▶ [Task statement] What follows is a listing; restate all of it word for word.

▶ [Source material]
○ ○ ○ ○ ○ ○ ○

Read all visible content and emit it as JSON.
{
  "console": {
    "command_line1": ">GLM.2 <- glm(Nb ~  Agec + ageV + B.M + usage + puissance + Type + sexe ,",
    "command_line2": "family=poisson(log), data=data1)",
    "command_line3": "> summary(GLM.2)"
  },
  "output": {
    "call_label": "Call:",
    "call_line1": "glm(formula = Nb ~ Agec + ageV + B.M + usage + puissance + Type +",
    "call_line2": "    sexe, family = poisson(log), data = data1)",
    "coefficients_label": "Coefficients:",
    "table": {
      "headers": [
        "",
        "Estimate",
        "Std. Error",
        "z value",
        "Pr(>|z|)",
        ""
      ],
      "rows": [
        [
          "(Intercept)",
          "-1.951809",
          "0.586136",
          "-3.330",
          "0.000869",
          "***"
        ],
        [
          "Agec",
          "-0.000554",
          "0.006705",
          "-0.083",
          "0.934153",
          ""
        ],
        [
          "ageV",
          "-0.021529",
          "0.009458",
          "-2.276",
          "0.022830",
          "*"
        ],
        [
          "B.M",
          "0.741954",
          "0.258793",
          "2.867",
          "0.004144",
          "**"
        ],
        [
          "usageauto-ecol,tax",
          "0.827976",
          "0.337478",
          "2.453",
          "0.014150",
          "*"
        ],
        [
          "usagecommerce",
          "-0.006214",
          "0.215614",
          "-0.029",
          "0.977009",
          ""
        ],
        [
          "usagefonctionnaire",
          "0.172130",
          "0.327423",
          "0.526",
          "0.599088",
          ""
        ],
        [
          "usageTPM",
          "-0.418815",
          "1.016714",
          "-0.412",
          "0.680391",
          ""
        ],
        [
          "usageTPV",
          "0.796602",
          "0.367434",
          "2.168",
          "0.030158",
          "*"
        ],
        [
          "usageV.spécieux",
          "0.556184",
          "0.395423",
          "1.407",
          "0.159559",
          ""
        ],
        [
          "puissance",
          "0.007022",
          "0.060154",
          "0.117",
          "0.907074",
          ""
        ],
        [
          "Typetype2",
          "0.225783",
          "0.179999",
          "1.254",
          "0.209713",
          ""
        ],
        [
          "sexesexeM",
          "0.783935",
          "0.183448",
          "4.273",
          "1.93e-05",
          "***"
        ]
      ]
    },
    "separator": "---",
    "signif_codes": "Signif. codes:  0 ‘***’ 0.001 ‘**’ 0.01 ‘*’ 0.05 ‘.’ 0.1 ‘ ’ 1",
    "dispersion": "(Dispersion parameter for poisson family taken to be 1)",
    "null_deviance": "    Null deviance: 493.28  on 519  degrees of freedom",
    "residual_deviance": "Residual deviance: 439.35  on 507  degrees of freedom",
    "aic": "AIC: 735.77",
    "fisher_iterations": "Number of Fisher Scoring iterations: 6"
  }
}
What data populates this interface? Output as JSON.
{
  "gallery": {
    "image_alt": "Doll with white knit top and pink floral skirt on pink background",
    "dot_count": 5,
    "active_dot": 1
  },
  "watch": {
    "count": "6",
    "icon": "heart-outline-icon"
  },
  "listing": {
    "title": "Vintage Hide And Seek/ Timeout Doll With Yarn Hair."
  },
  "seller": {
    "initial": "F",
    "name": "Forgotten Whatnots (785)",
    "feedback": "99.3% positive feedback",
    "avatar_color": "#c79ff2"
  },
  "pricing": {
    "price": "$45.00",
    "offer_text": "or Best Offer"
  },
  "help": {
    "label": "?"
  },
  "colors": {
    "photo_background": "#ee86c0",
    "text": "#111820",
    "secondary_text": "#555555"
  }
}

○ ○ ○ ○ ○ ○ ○

▶ [Written answer]
Read all visible content and emit it as JSON.
{
  "console": {
    "command_line1": ">GLM.2 <- glm(Nb ~  Agec + ageV + B.M + usage + puissance + Type + sexe ,",
    "command_line2": "family=poisson(log), data=data1)",
    "command_line3": "> summary(GLM.2)"
  },
  "output": {
    "call_label": "Call:",
    "call_line1": "glm(formula = Nb ~ Agec + ageV + B.M + usage + puissance + Type +",
    "call_line2": "    sexe, family = poisson(log), data = data1)",
    "coefficients_label": "Coefficients:",
    "table": {
      "headers": [
        "",
        "Estimate",
        "Std. Error",
        "z value",
        "Pr(>|z|)",
        ""
      ],
      "rows": [
        [
          "(Intercept)",
          "-1.951809",
          "0.586136",
          "-3.330",
          "0.000869",
          "***"
        ],
        [
          "Agec",
          "-0.000554",
          "0.006705",
          "-0.083",
          "0.934153",
          ""
        ],
        [
          "ageV",
          "-0.021529",
          "0.009458",
          "-2.276",
          "0.022830",
          "*"
        ],
        [
          "B.M",
          "0.741954",
          "0.258793",
          "2.867",
          "0.004144",
          "**"
        ],
        [
          "usageauto-ecol,tax",
          "0.827976",
          "0.337478",
          "2.453",
          "0.014150",
          "*"
        ],
        [
          "usagecommerce",
          "-0.006214",
          "0.215614",
          "-0.029",
          "0.977009",
          ""
        ],
        [
          "usagefonctionnaire",
          "0.172130",
          "0.327423",
          "0.526",
          "0.599088",
          ""
        ],
        [
          "usageTPM",
          "-0.418815",
          "1.016714",
          "-0.412",
          "0.680391",
          ""
        ],
        [
          "usageTPV",
          "0.796602",
          "0.367434",
          "2.168",
          "0.030158",
          "*"
        ],
        [
          "usageV.spécieux",
          "0.556184",
          "0.395423",
          "1.407",
          "0.159559",
          ""
        ],
        [
          "puissance",
          "0.007022",
          "0.060154",
          "0.117",
          "0.907074",
          ""
        ],
        [
          "Typetype2",
          "0.225783",
          "0.179999",
          "1.254",
          "0.209713",
          ""
        ],
        [
          "sexesexeM",
          "0.783935",
          "0.183448",
          "4.273",
          "1.93e-05",
          "***"
        ]
      ]
    },
    "separator": "---",
    "signif_codes": "Signif. codes:  0 ‘***’ 0.001 ‘**’ 0.01 ‘*’ 0.05 ‘.’ 0.1 ‘ ’ 1",
    "dispersion": "(Dispersion parameter for poisson family taken to be 1)",
    "null_deviance": "    Null deviance: 493.28  on 519  degrees of freedom",
    "residual_deviance": "Residual deviance: 439.35  on 507  degrees of freedom",
    "aic": "AIC: 735.77",
    "fisher_iterations": "Number of Fisher Scoring iterations: 6"
  }
}
What data populates this interface? Output as JSON.
{
  "gallery": {
    "image_alt": "Doll with white knit top and pink floral skirt on pink background",
    "dot_count": 5,
    "active_dot": 1
  },
  "watch": {
    "count": "6",
    "icon": "heart-outline-icon"
  },
  "listing": {
    "title": "Vintage Hide And Seek/ Timeout Doll With Yarn Hair."
  },
  "seller": {
    "initial": "F",
    "name": "Forgotten Whatnots (785)",
    "feedback": "99.3% positive feedback",
    "avatar_color": "#c79ff2"
  },
  "pricing": {
    "price": "$45.00",
    "offer_text": "or Best Offer"
  },
  "help": {
    "label": "?"
  },
  "colors": {
    "photo_background": "#ee86c0",
    "text": "#111820",
    "secondary_text": "#555555"
  }
}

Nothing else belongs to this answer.